MPs gave the state Legal Service until Monday to decide on the legality of a proposal to regulate strikes in essential services, submitted by ruling DISY amid a nurses’ strike that caused problems to patients.
This period will also be used by the labour minister for consultations.
The proposal was tabled last week by DISY chief Averof Neophytou who agreed on Wednesday, to remove the penalties for those breaking the law in a bid to gain support for the bill.
DISY MP Nicos Nouris said if there is no agreement on the revised proposal, it will be put to the vote on April 14 as it was originally.
The proposal stipulates that any agreements struck in the framework of industrial relations will be binding for all unions, including ones created after the said deals.
It also provides for jail time of not more than two years and or a fine of up to €3,000 for anyone breaking the law.
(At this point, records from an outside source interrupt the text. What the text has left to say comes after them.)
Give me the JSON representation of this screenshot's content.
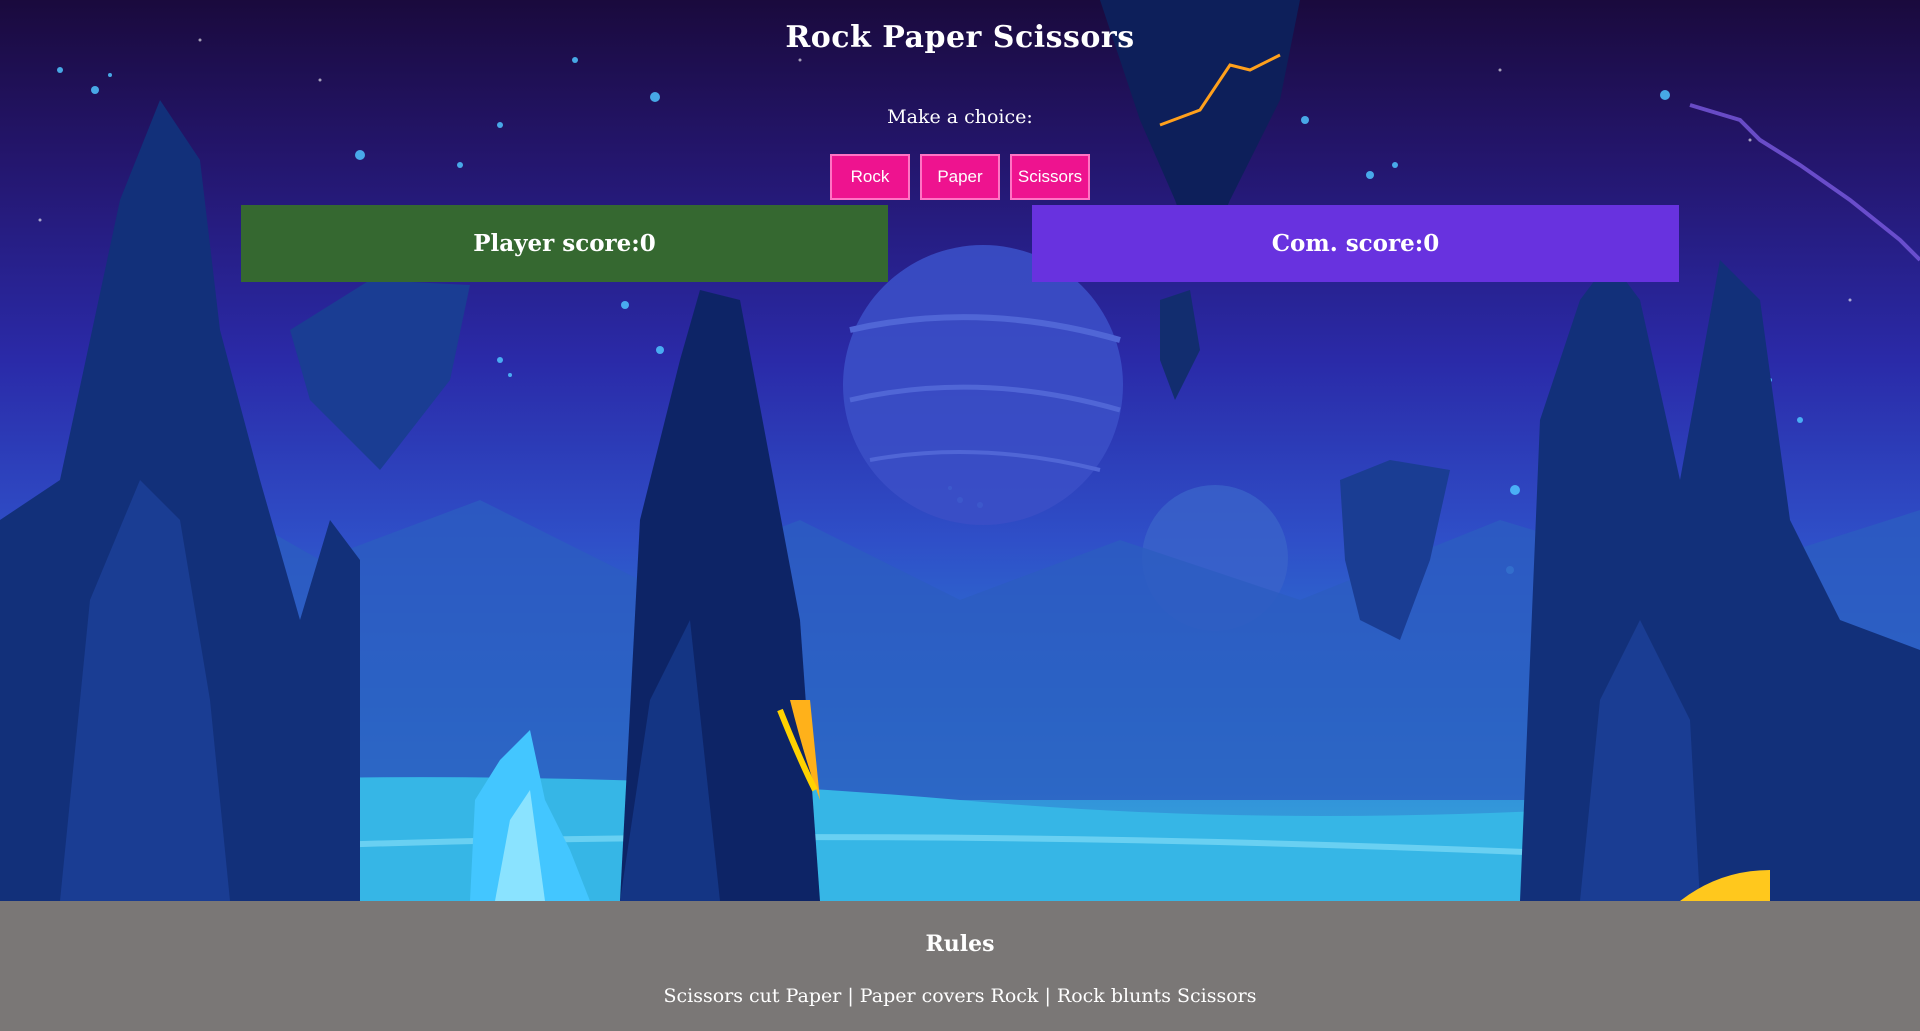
{
  "header": {
    "title": "Rock Paper Scissors",
    "prompt": "Make a choice:"
  },
  "choices": [
    {
      "label": "Rock"
    },
    {
      "label": "Paper"
    },
    {
      "label": "Scissors"
    }
  ],
  "scores": {
    "player_label": "Player score:0",
    "com_label": "Com. score:0"
  },
  "rules": {
    "title": "Rules",
    "text": "Scissors cut Paper | Paper covers Rock | Rock blunts Scissors"
  },
  "colors": {
    "button": "#ee138f",
    "player_box": "#356830",
    "com_box": "#6832df",
    "rules_bg": "#7a7776"
  }
}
House Labour Committee chairman Andreas Fakondis said unions opposed the proposal while the labour and health ministries were in favour.
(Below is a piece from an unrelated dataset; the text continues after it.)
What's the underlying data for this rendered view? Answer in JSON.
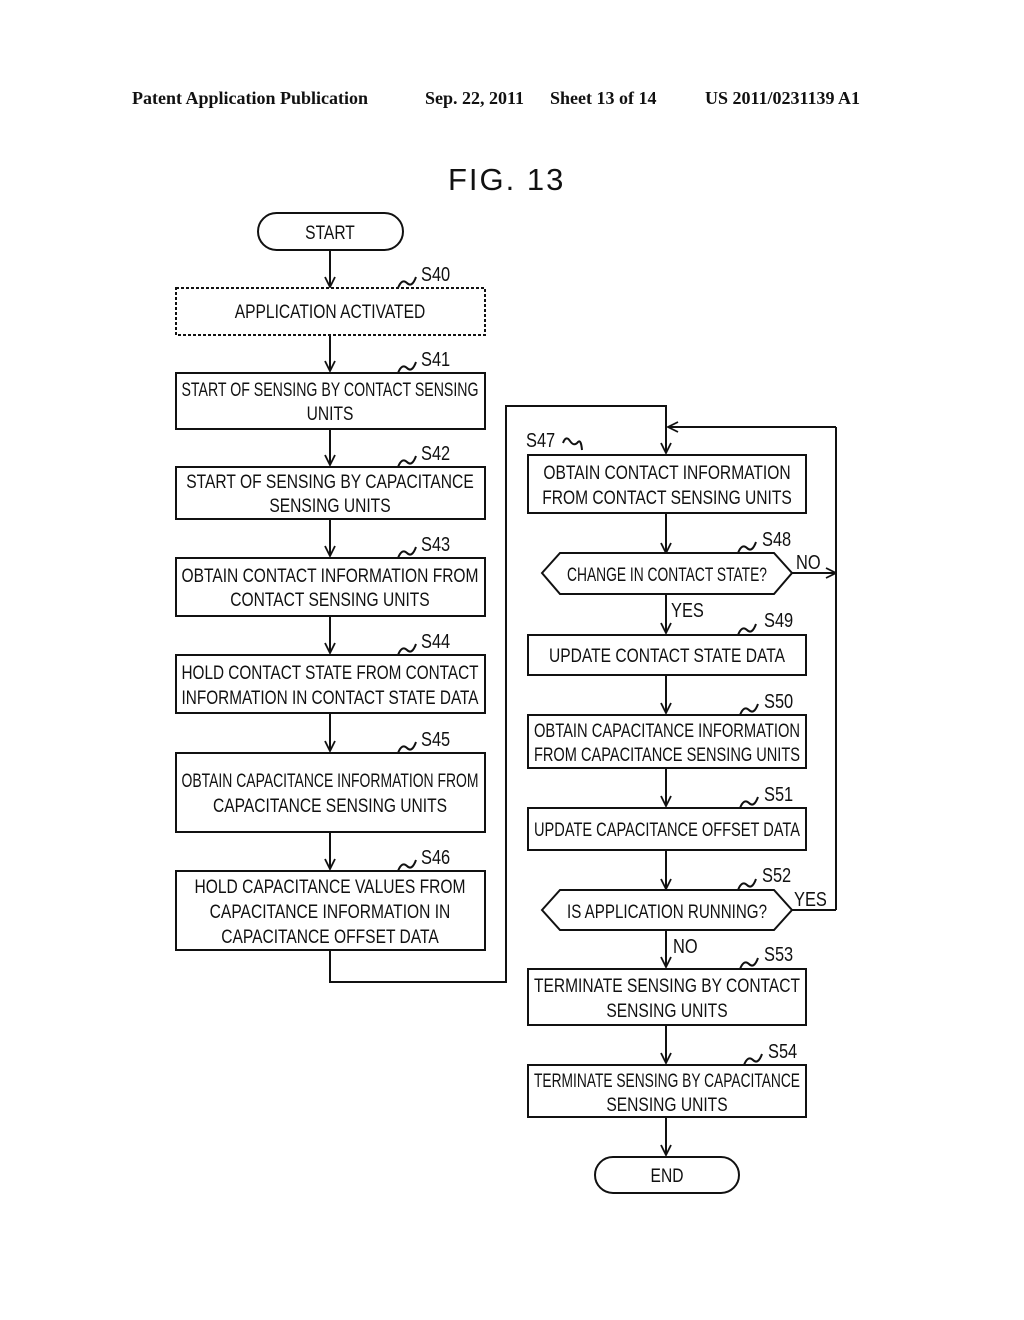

Employers also backed the proposal and asked for strict penalties that would be a deterrent.
Fakondis said Labour Minister Zeta Emilianidou will discuss revising a 2005 deal with unions and the matter will be revisited on Monday.
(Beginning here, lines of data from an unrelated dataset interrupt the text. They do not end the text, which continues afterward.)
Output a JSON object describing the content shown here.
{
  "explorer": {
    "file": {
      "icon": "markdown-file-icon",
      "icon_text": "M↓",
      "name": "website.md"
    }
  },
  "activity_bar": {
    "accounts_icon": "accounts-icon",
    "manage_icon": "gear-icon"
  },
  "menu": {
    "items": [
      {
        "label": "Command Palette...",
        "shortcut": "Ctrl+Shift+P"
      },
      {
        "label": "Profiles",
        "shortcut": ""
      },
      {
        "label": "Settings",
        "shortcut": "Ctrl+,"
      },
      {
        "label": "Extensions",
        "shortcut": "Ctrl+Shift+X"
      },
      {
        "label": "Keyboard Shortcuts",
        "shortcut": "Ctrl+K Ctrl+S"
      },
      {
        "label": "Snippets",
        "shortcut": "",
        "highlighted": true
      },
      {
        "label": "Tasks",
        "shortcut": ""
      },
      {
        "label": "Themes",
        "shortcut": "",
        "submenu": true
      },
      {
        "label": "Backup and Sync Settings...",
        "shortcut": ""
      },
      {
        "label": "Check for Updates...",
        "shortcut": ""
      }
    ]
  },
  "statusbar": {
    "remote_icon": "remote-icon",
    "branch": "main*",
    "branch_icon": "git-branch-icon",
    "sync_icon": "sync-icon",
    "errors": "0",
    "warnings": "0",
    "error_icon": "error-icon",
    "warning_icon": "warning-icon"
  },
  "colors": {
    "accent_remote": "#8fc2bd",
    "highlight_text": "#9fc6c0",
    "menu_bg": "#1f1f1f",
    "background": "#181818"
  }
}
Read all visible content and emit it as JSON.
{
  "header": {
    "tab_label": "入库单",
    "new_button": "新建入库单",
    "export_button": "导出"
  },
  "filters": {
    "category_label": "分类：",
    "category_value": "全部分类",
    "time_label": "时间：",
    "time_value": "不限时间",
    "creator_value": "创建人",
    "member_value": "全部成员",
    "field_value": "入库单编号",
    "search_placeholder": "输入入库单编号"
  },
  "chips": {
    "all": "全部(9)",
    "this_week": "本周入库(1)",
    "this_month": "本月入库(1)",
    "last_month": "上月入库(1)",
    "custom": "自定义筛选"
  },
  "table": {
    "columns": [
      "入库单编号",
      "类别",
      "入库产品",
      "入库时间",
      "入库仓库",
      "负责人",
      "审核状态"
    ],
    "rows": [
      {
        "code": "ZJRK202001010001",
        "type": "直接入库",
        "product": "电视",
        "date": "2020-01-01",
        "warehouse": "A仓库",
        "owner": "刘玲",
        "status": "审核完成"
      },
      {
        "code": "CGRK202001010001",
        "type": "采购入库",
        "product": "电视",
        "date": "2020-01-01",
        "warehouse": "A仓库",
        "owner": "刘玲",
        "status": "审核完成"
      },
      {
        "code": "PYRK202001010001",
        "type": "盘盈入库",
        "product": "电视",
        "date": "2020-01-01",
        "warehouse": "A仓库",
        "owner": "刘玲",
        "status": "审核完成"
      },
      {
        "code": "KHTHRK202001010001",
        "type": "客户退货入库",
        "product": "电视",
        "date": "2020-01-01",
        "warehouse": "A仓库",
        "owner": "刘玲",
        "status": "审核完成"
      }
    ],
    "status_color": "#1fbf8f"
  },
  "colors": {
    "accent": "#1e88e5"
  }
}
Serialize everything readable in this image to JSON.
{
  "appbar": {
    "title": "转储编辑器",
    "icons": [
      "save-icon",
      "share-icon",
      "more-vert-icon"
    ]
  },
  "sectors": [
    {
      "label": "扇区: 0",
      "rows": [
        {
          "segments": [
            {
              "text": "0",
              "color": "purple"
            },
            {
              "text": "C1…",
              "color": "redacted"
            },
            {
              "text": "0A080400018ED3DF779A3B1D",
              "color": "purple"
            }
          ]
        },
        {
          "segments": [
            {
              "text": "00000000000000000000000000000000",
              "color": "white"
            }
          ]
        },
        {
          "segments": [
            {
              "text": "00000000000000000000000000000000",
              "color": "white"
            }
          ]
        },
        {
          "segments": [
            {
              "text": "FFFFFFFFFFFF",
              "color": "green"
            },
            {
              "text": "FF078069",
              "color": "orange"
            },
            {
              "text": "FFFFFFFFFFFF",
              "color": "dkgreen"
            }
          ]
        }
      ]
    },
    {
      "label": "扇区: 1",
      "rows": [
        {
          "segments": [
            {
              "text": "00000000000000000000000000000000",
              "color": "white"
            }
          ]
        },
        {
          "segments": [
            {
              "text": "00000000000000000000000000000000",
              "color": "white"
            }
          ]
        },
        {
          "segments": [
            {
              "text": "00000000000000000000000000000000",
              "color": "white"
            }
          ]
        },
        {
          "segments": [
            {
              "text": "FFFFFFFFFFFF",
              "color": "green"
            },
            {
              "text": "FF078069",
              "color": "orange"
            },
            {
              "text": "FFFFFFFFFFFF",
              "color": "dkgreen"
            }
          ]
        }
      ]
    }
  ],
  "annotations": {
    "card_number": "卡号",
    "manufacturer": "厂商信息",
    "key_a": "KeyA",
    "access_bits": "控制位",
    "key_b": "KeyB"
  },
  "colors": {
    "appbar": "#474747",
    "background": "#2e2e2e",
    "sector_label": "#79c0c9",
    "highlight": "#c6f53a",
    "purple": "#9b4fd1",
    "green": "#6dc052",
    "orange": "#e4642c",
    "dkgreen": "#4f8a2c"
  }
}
Nouris said the proposal was deemed necessary after one new nurse union, PASYNO, failed to comply with the 2005 agreement, which calls for skeleton staff to be provided in case of a strike.
Asked how the law would be enforced without penalties, Nouris pointed out that the 2005 deal was largely adhered to despite the absence of sanctions.
The AKEL administration had passed similar legislation regulating air traffic controller strikes in March 2012.
Nouris said it was necessary to pass his party’s bill to avoid unnecessary debates each time there was a new agreement or a new union was formed.
Neophytou’s proposal prohibits strikes and counter strikes in essential services at any stage of an ongoing process to resolve differences and before a decision by an arbitration committee.
Action is also banned before the issue is brought before the committee.
The side that does not accept the committee’s decision can take industrial action 25 days after warning in writing.
The strike must ensure a minimum level of service.
The proposal defines as essential, services that are necessary for control, processing, and distribution of fuel, uninterrupted supply of power, water supply, telecommunications, radio communication, air transport, hospitals, ports, prisons, customs, sewerage, waste management, refuse collection, and maintenance and repair of electromechanical installations in hospitals, airports, and National Guard, fire service, and police facilities.